## DIRECTIONS
Every line below that holds the string "range" should be copied out.

==== EXERCISE MATERIALS ====

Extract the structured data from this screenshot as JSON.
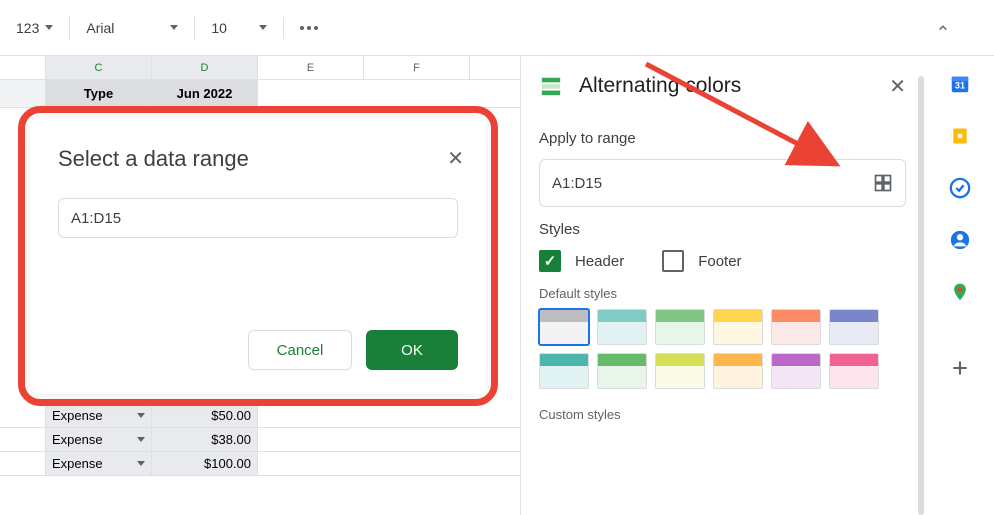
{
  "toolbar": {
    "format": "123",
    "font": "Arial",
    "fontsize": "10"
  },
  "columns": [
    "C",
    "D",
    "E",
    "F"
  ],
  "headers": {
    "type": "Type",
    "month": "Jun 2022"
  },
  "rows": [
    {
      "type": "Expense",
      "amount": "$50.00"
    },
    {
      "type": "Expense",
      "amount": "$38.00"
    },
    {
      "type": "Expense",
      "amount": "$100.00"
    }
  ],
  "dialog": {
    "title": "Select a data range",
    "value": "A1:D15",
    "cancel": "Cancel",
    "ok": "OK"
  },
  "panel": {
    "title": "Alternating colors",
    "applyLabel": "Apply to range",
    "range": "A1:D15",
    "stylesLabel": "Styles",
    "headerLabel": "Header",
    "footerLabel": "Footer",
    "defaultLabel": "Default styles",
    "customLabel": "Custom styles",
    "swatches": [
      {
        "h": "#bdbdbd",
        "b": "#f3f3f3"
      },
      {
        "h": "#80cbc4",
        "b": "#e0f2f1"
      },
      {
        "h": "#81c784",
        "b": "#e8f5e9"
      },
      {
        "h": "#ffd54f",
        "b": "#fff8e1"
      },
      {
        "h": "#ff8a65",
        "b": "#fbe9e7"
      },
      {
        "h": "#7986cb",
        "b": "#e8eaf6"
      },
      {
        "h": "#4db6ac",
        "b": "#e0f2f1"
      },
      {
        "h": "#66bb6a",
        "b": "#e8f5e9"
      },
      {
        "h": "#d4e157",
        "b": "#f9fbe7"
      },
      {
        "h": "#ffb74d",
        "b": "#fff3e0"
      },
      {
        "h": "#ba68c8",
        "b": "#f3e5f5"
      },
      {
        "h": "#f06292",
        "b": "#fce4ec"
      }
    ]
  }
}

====
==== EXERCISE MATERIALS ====

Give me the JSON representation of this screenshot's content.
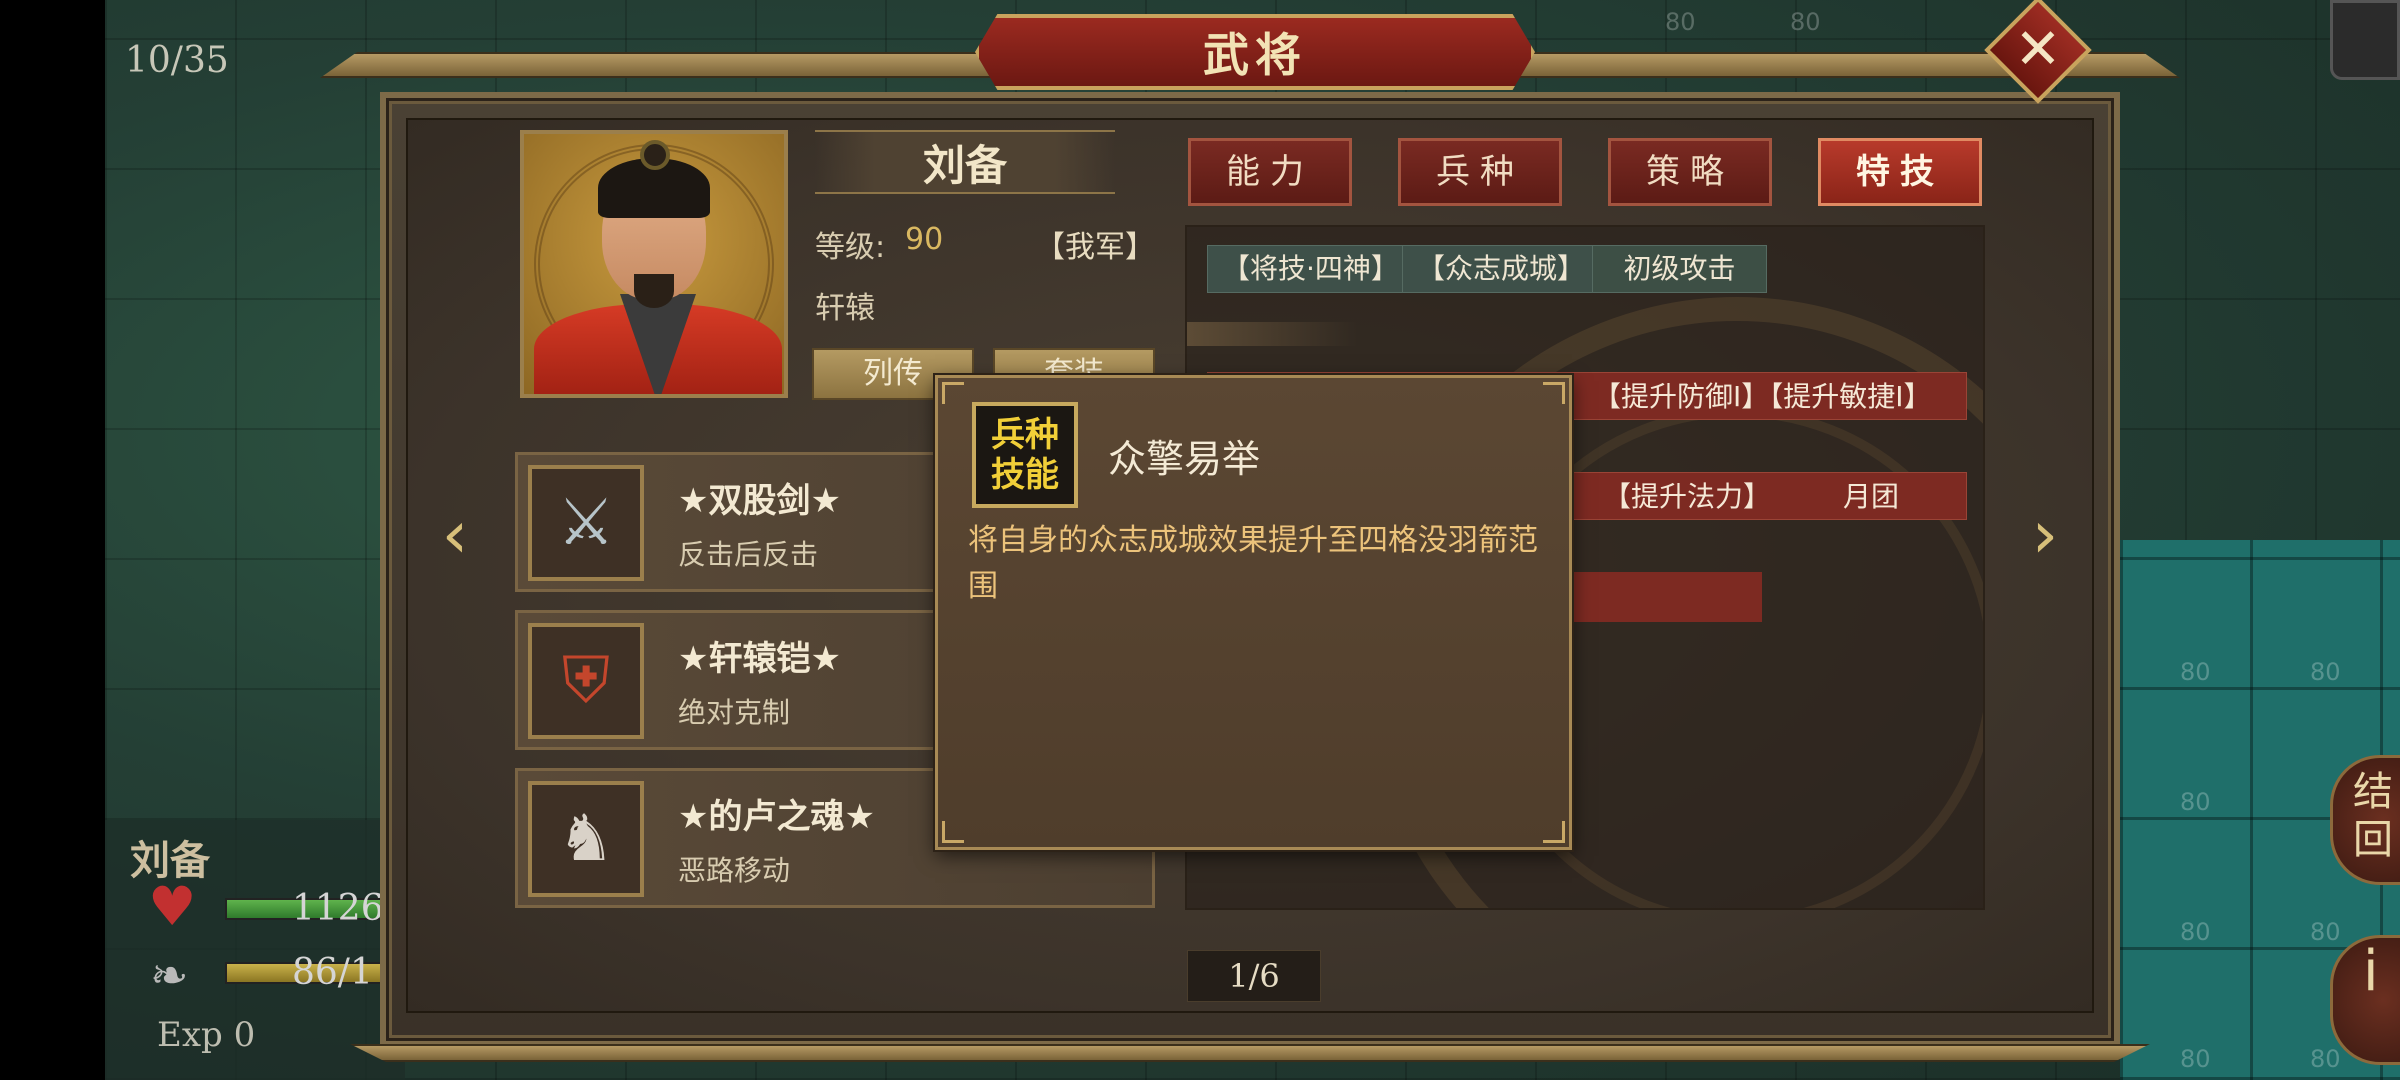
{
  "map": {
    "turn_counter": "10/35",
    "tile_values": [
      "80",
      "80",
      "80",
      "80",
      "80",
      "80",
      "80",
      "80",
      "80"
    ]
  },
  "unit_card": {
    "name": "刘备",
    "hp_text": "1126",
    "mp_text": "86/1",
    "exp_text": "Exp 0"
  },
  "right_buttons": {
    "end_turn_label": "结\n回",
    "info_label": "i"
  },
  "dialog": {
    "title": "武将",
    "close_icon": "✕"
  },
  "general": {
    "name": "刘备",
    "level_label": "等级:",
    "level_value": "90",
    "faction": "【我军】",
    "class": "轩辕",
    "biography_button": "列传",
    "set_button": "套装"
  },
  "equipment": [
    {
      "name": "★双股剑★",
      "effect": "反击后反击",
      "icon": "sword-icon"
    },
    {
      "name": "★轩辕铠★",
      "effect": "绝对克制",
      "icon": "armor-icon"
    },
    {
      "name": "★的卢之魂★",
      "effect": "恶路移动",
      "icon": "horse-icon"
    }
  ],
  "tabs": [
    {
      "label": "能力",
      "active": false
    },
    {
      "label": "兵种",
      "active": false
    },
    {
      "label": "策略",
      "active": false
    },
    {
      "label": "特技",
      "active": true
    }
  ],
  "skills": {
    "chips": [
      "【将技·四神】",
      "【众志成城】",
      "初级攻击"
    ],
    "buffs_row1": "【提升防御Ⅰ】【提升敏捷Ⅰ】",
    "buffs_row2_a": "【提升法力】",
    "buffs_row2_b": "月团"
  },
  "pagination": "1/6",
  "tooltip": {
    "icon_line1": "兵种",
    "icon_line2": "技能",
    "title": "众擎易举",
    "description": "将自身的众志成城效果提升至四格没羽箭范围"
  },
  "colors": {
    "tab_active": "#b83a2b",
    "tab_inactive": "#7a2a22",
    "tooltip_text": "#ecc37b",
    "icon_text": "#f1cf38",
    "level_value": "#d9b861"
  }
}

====

## REPLY TO THE TASK
    "title": "Select a data range",
    "applyLabel": "Apply to range",
    "range": "A1:D15",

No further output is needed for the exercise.